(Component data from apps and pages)
----

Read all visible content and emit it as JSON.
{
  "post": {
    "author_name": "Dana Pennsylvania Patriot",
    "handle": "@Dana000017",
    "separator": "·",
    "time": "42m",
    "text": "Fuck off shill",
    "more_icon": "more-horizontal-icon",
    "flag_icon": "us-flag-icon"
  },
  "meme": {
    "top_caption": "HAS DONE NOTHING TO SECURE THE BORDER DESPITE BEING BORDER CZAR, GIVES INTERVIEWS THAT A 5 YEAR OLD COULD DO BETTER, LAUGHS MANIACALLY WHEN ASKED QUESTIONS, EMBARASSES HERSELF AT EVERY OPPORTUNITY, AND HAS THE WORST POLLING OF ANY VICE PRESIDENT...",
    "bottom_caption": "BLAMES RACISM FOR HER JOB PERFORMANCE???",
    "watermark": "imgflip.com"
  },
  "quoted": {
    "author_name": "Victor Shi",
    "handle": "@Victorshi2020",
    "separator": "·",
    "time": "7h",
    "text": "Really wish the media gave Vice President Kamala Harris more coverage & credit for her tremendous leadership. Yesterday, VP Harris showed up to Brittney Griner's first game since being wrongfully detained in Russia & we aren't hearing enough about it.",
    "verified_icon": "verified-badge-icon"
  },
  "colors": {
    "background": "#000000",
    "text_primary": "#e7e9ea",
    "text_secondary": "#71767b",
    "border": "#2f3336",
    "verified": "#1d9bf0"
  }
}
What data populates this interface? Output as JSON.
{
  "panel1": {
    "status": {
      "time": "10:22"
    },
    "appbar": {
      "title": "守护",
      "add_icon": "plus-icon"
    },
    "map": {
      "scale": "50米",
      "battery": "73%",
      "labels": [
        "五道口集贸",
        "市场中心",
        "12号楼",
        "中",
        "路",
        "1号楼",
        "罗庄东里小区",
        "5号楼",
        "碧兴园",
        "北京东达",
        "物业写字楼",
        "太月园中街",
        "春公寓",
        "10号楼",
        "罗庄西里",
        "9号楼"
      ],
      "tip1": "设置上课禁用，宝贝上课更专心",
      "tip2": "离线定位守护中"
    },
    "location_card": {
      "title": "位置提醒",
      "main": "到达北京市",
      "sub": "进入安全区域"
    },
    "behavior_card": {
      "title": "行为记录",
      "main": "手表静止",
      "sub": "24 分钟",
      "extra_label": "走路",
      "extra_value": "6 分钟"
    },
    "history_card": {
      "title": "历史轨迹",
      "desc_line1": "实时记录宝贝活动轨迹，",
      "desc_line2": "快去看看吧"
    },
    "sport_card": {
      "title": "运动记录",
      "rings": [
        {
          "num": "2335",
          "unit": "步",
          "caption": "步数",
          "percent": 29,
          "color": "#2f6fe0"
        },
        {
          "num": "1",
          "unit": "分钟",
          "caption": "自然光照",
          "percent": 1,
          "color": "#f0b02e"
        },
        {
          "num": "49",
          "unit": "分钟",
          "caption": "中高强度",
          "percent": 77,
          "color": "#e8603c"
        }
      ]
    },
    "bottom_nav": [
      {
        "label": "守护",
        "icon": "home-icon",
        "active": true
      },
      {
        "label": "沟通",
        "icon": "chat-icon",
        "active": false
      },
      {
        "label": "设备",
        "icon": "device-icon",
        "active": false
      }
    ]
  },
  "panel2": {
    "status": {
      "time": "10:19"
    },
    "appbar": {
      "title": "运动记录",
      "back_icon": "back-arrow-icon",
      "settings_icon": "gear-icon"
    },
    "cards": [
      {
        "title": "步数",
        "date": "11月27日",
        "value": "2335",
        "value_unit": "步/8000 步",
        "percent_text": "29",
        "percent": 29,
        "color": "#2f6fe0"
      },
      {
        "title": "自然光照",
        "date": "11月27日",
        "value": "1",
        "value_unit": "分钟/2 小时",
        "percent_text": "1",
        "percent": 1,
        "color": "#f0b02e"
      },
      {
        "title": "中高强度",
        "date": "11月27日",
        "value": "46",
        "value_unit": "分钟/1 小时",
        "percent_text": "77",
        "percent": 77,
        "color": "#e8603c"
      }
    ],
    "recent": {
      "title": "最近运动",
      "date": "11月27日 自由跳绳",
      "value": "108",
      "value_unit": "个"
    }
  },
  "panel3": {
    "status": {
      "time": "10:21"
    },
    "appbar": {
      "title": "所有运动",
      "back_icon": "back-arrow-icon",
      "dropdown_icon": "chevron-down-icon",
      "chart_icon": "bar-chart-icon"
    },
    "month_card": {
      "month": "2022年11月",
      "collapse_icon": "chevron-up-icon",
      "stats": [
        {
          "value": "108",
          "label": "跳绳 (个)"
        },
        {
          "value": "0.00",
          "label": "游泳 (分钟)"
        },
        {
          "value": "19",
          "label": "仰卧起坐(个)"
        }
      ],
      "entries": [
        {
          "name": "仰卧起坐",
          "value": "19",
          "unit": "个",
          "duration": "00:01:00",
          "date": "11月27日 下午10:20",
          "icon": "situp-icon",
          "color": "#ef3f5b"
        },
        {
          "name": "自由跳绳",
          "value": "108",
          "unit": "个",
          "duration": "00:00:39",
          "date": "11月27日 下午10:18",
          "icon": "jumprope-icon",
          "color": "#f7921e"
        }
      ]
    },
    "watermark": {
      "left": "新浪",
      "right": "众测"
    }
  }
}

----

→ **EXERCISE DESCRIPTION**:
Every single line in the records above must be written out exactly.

→ **COMPLETED EXERCISE**:
Read all visible content and emit it as JSON.
{
  "post": {
    "author_name": "Dana Pennsylvania Patriot",
    "handle": "@Dana000017",
    "separator": "·",
    "time": "42m",
    "text": "Fuck off shill",
    "more_icon": "more-horizontal-icon",
    "flag_icon": "us-flag-icon"
  },
  "meme": {
    "top_caption": "HAS DONE NOTHING TO SECURE THE BORDER DESPITE BEING BORDER CZAR, GIVES INTERVIEWS THAT A 5 YEAR OLD COULD DO BETTER, LAUGHS MANIACALLY WHEN ASKED QUESTIONS, EMBARASSES HERSELF AT EVERY OPPORTUNITY, AND HAS THE WORST POLLING OF ANY VICE PRESIDENT...",
    "bottom_caption": "BLAMES RACISM FOR HER JOB PERFORMANCE???",
    "watermark": "imgflip.com"
  },
  "quoted": {
    "author_name": "Victor Shi",
    "handle": "@Victorshi2020",
    "separator": "·",
    "time": "7h",
    "text": "Really wish the media gave Vice President Kamala Harris more coverage & credit for her tremendous leadership. Yesterday, VP Harris showed up to Brittney Griner's first game since being wrongfully detained in Russia & we aren't hearing enough about it.",
    "verified_icon": "verified-badge-icon"
  },
  "colors": {
    "background": "#000000",
    "text_primary": "#e7e9ea",
    "text_secondary": "#71767b",
    "border": "#2f3336",
    "verified": "#1d9bf0"
  }
}
What data populates this interface? Output as JSON.
{
  "panel1": {
    "status": {
      "time": "10:22"
    },
    "appbar": {
      "title": "守护",
      "add_icon": "plus-icon"
    },
    "map": {
      "scale": "50米",
      "battery": "73%",
      "labels": [
        "五道口集贸",
        "市场中心",
        "12号楼",
        "中",
        "路",
        "1号楼",
        "罗庄东里小区",
        "5号楼",
        "碧兴园",
        "北京东达",
        "物业写字楼",
        "太月园中街",
        "春公寓",
        "10号楼",
        "罗庄西里",
        "9号楼"
      ],
      "tip1": "设置上课禁用，宝贝上课更专心",
      "tip2": "离线定位守护中"
    },
    "location_card": {
      "title": "位置提醒",
      "main": "到达北京市",
      "sub": "进入安全区域"
    },
    "behavior_card": {
      "title": "行为记录",
      "main": "手表静止",
      "sub": "24 分钟",
      "extra_label": "走路",
      "extra_value": "6 分钟"
    },
    "history_card": {
      "title": "历史轨迹",
      "desc_line1": "实时记录宝贝活动轨迹，",
      "desc_line2": "快去看看吧"
    },
    "sport_card": {
      "title": "运动记录",
      "rings": [
        {
          "num": "2335",
          "unit": "步",
          "caption": "步数",
          "percent": 29,
          "color": "#2f6fe0"
        },
        {
          "num": "1",
          "unit": "分钟",
          "caption": "自然光照",
          "percent": 1,
          "color": "#f0b02e"
        },
        {
          "num": "49",
          "unit": "分钟",
          "caption": "中高强度",
          "percent": 77,
          "color": "#e8603c"
        }
      ]
    },
    "bottom_nav": [
      {
        "label": "守护",
        "icon": "home-icon",
        "active": true
      },
      {
        "label": "沟通",
        "icon": "chat-icon",
        "active": false
      },
      {
        "label": "设备",
        "icon": "device-icon",
        "active": false
      }
    ]
  },
  "panel2": {
    "status": {
      "time": "10:19"
    },
    "appbar": {
      "title": "运动记录",
      "back_icon": "back-arrow-icon",
      "settings_icon": "gear-icon"
    },
    "cards": [
      {
        "title": "步数",
        "date": "11月27日",
        "value": "2335",
        "value_unit": "步/8000 步",
        "percent_text": "29",
        "percent": 29,
        "color": "#2f6fe0"
      },
      {
        "title": "自然光照",
        "date": "11月27日",
        "value": "1",
        "value_unit": "分钟/2 小时",
        "percent_text": "1",
        "percent": 1,
        "color": "#f0b02e"
      },
      {
        "title": "中高强度",
        "date": "11月27日",
        "value": "46",
        "value_unit": "分钟/1 小时",
        "percent_text": "77",
        "percent": 77,
        "color": "#e8603c"
      }
    ],
    "recent": {
      "title": "最近运动",
      "date": "11月27日 自由跳绳",
      "value": "108",
      "value_unit": "个"
    }
  },
  "panel3": {
    "status": {
      "time": "10:21"
    },
    "appbar": {
      "title": "所有运动",
      "back_icon": "back-arrow-icon",
      "dropdown_icon": "chevron-down-icon",
      "chart_icon": "bar-chart-icon"
    },
    "month_card": {
      "month": "2022年11月",
      "collapse_icon": "chevron-up-icon",
      "stats": [
        {
          "value": "108",
          "label": "跳绳 (个)"
        },
        {
          "value": "0.00",
          "label": "游泳 (分钟)"
        },
        {
          "value": "19",
          "label": "仰卧起坐(个)"
        }
      ],
      "entries": [
        {
          "name": "仰卧起坐",
          "value": "19",
          "unit": "个",
          "duration": "00:01:00",
          "date": "11月27日 下午10:20",
          "icon": "situp-icon",
          "color": "#ef3f5b"
        },
        {
          "name": "自由跳绳",
          "value": "108",
          "unit": "个",
          "duration": "00:00:39",
          "date": "11月27日 下午10:18",
          "icon": "jumprope-icon",
          "color": "#f7921e"
        }
      ]
    },
    "watermark": {
      "left": "新浪",
      "right": "众测"
    }
  }
}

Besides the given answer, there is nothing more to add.